DIRECTIONS: Give back the records in full, with every line exactly as it was.

DATASET EXTRACT:
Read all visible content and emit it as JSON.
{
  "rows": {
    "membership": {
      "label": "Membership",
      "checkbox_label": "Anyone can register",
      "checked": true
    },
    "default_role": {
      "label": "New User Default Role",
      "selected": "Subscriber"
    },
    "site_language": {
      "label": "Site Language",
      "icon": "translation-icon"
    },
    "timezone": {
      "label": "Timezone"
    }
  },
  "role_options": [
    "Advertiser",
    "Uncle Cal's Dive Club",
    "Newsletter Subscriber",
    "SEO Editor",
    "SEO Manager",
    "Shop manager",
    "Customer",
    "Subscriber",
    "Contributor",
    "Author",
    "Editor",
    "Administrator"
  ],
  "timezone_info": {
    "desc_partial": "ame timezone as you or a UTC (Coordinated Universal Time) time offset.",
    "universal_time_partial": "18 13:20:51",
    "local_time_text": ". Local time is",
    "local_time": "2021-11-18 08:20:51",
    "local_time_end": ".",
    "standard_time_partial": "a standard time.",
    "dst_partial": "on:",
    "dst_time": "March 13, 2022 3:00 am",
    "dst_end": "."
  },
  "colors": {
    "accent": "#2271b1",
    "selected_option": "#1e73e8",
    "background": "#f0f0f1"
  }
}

PROBLEM SOLUTION:
Read all visible content and emit it as JSON.
{
  "rows": {
    "membership": {
      "label": "Membership",
      "checkbox_label": "Anyone can register",
      "checked": true
    },
    "default_role": {
      "label": "New User Default Role",
      "selected": "Subscriber"
    },
    "site_language": {
      "label": "Site Language",
      "icon": "translation-icon"
    },
    "timezone": {
      "label": "Timezone"
    }
  },
  "role_options": [
    "Advertiser",
    "Uncle Cal's Dive Club",
    "Newsletter Subscriber",
    "SEO Editor",
    "SEO Manager",
    "Shop manager",
    "Customer",
    "Subscriber",
    "Contributor",
    "Author",
    "Editor",
    "Administrator"
  ],
  "timezone_info": {
    "desc_partial": "ame timezone as you or a UTC (Coordinated Universal Time) time offset.",
    "universal_time_partial": "18 13:20:51",
    "local_time_text": ". Local time is",
    "local_time": "2021-11-18 08:20:51",
    "local_time_end": ".",
    "standard_time_partial": "a standard time.",
    "dst_partial": "on:",
    "dst_time": "March 13, 2022 3:00 am",
    "dst_end": "."
  },
  "colors": {
    "accent": "#2271b1",
    "selected_option": "#1e73e8",
    "background": "#f0f0f1"
  }
}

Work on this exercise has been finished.